Component data from apps and pages
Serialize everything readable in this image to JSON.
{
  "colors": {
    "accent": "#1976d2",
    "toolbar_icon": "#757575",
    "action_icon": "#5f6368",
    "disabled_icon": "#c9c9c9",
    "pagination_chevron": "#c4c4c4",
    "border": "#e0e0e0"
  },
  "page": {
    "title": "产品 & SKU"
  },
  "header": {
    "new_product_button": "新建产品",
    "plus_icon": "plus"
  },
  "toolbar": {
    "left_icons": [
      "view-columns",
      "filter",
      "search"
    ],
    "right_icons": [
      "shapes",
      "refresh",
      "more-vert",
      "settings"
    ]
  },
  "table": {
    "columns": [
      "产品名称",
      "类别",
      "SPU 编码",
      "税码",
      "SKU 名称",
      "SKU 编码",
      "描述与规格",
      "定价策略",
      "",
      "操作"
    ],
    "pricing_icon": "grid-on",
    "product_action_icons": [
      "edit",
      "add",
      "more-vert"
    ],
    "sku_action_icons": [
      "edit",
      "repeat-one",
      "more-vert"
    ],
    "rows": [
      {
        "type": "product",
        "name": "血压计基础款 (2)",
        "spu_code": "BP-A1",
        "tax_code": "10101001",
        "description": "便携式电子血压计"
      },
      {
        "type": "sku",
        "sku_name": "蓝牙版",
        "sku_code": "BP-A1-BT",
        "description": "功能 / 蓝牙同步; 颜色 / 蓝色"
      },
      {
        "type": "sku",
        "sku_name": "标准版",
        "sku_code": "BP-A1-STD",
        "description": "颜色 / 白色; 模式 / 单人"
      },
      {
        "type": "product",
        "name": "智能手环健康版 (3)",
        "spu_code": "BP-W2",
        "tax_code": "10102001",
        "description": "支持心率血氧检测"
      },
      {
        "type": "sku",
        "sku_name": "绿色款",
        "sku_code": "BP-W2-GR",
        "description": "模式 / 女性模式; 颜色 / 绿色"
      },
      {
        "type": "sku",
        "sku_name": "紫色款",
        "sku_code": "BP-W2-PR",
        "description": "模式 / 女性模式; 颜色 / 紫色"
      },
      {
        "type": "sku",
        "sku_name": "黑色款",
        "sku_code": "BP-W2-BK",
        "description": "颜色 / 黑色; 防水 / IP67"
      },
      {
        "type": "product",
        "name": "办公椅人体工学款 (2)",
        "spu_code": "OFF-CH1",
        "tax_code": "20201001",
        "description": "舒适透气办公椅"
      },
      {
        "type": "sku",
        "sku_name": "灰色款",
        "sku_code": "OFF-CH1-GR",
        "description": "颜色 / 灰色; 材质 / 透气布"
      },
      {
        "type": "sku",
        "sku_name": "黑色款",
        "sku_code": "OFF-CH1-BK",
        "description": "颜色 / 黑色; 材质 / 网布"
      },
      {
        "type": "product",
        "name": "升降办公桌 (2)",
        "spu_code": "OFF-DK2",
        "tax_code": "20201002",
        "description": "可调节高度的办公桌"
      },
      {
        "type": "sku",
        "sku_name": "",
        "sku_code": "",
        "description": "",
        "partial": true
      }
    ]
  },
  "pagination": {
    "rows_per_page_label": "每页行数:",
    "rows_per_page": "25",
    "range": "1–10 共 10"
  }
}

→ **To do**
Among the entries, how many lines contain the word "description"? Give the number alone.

→ **Task answer**
12